◆ **WORK ITEM**:
Your task is to write out exactly the lines from the line containing "Decode this image" through the end of the records, inclusive at both ends.

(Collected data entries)

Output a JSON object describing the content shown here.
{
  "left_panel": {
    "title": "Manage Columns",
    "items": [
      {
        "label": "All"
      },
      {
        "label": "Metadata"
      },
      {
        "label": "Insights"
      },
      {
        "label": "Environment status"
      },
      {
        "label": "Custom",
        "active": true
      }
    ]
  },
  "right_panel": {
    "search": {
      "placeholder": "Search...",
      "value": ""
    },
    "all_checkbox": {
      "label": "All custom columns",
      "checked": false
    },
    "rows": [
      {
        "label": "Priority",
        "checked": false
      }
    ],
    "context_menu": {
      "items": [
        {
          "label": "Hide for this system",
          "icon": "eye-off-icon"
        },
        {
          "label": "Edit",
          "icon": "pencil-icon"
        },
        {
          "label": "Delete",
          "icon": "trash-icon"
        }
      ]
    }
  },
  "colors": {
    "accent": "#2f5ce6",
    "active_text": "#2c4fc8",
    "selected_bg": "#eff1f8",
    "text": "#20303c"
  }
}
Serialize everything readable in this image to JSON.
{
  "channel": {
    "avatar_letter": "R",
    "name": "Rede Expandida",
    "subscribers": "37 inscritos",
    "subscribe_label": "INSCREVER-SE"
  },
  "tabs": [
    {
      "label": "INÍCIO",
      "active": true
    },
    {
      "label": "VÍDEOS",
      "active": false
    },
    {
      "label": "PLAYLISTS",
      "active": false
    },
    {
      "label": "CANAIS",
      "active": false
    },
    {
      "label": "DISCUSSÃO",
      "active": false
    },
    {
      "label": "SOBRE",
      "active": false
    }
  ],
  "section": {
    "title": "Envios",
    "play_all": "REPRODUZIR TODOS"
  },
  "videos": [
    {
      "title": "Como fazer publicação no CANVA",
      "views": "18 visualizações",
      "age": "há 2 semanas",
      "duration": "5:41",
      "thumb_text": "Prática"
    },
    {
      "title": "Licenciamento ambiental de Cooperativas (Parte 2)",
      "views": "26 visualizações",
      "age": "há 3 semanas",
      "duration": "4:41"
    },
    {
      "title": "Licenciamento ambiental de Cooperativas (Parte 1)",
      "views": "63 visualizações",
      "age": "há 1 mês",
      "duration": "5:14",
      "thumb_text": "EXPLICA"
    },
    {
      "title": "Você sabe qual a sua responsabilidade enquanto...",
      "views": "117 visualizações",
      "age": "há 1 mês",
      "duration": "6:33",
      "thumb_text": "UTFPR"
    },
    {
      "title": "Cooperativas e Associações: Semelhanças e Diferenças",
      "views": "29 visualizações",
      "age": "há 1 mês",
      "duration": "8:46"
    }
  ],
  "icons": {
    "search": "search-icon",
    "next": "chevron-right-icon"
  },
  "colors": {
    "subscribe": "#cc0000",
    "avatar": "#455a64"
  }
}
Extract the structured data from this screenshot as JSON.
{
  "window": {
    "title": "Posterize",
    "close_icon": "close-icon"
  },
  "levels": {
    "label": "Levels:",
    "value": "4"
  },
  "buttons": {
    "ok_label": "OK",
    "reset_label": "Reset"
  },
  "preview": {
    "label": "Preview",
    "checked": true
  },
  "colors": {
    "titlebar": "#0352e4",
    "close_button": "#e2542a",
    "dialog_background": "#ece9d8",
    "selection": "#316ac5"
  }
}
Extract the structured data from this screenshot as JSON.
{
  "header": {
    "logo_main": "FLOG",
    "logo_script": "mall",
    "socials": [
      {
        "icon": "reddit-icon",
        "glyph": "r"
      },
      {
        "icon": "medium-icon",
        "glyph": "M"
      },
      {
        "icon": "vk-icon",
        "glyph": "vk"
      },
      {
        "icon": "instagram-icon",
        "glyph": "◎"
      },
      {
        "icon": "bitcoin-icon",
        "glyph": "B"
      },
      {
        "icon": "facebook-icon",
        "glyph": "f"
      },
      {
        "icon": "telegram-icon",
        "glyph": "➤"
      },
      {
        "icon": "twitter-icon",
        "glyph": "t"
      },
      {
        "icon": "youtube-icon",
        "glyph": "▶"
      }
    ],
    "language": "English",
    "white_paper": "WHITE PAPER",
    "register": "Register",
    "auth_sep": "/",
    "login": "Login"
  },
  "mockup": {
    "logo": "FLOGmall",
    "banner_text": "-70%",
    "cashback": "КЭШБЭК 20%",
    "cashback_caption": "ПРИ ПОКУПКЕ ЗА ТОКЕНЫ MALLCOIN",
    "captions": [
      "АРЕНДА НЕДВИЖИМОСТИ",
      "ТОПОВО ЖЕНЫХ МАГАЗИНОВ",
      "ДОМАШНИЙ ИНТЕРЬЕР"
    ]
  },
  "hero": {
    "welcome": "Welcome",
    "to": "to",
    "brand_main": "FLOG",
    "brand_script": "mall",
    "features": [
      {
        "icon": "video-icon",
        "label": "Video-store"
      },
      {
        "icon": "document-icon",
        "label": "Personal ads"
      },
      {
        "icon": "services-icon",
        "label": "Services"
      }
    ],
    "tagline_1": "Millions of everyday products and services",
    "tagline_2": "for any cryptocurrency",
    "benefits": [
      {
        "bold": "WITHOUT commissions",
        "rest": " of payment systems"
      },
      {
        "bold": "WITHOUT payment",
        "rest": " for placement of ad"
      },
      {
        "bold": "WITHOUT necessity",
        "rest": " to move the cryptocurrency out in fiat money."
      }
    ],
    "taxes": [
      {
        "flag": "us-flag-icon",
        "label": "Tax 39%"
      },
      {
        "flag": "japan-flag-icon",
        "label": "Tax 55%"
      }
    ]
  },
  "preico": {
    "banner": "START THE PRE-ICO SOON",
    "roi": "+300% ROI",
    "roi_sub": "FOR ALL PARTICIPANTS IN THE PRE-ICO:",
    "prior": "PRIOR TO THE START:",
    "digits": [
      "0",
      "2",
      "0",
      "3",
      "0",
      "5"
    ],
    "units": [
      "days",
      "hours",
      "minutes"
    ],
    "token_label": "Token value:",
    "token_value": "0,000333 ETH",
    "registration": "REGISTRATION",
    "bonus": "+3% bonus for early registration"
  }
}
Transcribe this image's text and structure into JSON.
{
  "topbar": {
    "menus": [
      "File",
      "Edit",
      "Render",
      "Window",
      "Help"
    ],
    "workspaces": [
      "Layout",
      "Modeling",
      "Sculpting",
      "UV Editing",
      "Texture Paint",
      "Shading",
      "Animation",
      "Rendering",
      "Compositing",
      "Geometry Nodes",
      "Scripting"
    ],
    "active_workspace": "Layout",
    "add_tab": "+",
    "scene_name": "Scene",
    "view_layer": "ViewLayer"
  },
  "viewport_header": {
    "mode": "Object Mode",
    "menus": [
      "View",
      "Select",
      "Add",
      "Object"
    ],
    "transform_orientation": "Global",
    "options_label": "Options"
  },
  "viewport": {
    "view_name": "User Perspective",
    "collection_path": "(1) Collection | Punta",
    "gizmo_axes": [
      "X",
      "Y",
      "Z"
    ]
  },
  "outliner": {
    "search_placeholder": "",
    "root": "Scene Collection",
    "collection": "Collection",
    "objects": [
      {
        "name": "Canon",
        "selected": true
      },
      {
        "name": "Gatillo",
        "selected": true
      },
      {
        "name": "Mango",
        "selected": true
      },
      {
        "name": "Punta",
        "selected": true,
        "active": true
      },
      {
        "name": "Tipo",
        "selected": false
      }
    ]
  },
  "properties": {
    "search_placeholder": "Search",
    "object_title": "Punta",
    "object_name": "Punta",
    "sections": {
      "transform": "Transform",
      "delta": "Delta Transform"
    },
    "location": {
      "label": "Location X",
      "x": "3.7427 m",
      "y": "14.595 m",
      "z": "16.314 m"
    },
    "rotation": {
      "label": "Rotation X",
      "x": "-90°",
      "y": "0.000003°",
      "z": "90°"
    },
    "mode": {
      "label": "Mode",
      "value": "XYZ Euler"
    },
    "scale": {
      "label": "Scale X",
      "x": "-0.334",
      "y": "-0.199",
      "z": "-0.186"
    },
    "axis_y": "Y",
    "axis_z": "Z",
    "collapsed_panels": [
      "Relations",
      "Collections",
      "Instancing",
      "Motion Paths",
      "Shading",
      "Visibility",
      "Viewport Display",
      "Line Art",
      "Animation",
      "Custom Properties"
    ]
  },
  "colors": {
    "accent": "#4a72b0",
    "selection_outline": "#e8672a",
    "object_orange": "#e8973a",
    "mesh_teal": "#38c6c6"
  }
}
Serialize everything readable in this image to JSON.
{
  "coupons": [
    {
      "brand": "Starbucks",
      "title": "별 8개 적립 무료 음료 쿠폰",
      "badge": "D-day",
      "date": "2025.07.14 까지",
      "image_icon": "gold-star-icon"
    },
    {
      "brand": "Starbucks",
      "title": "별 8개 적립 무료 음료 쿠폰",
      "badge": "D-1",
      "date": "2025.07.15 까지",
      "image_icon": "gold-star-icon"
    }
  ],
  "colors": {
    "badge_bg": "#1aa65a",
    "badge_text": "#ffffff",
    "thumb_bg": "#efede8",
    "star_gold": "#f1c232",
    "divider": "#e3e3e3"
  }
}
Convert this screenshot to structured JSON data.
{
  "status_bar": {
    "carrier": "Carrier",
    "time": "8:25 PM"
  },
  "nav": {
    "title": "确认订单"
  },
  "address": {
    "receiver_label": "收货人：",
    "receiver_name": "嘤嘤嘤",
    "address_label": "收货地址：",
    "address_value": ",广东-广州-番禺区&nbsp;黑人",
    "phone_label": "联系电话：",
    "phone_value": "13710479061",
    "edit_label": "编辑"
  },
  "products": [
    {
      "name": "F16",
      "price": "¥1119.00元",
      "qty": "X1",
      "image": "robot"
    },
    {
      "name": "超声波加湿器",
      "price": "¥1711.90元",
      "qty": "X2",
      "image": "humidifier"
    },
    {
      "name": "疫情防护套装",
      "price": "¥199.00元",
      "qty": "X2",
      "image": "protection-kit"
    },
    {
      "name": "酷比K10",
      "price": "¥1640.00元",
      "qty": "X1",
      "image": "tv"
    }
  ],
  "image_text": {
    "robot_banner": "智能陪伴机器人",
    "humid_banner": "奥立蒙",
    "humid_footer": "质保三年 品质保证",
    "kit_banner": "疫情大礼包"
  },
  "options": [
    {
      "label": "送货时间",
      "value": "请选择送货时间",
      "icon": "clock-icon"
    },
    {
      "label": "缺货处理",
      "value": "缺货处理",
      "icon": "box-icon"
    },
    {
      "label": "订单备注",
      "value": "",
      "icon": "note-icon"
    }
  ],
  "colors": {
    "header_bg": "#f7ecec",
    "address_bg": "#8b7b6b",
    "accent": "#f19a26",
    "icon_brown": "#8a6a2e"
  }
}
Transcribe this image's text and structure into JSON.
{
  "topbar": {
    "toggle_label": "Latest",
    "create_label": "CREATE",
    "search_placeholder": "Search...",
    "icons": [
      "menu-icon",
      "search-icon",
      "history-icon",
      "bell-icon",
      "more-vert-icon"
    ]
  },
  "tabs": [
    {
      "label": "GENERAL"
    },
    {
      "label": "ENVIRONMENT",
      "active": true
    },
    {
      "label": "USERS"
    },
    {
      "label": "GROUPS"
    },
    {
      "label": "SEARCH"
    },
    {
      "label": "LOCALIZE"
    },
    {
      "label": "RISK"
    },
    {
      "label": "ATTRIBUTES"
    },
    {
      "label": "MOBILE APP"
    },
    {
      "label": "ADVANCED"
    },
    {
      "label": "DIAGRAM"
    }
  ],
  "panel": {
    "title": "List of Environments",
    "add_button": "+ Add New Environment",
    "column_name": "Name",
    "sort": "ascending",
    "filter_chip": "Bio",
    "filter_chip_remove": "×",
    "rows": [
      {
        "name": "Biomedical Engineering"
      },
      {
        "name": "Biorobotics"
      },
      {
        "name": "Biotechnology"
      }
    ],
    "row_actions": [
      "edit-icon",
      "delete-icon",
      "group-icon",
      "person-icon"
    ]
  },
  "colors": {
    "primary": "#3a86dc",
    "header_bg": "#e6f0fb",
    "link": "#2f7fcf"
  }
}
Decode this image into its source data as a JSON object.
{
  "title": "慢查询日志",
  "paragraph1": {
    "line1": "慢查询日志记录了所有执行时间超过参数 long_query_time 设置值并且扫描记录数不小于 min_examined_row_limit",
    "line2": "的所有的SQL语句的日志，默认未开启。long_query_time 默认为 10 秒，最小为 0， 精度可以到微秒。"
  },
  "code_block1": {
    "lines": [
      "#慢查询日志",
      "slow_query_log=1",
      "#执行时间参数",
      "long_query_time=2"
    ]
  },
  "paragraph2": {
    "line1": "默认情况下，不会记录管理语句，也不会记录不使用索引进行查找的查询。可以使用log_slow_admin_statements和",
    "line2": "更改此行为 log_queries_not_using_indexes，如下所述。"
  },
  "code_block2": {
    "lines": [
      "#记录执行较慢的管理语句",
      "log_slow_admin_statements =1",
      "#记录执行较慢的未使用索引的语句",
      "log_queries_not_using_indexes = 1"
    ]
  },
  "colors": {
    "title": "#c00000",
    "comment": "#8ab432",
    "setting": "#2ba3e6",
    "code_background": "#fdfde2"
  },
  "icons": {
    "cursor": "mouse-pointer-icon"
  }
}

◆ **OUTPUT**:
Decode this image into its source data as a JSON object.
{
  "title": "慢查询日志",
  "paragraph1": {
    "line1": "慢查询日志记录了所有执行时间超过参数 long_query_time 设置值并且扫描记录数不小于 min_examined_row_limit",
    "line2": "的所有的SQL语句的日志，默认未开启。long_query_time 默认为 10 秒，最小为 0， 精度可以到微秒。"
  },
  "code_block1": {
    "lines": [
      "#慢查询日志",
      "slow_query_log=1",
      "#执行时间参数",
      "long_query_time=2"
    ]
  },
  "paragraph2": {
    "line1": "默认情况下，不会记录管理语句，也不会记录不使用索引进行查找的查询。可以使用log_slow_admin_statements和",
    "line2": "更改此行为 log_queries_not_using_indexes，如下所述。"
  },
  "code_block2": {
    "lines": [
      "#记录执行较慢的管理语句",
      "log_slow_admin_statements =1",
      "#记录执行较慢的未使用索引的语句",
      "log_queries_not_using_indexes = 1"
    ]
  },
  "colors": {
    "title": "#c00000",
    "comment": "#8ab432",
    "setting": "#2ba3e6",
    "code_background": "#fdfde2"
  },
  "icons": {
    "cursor": "mouse-pointer-icon"
  }
}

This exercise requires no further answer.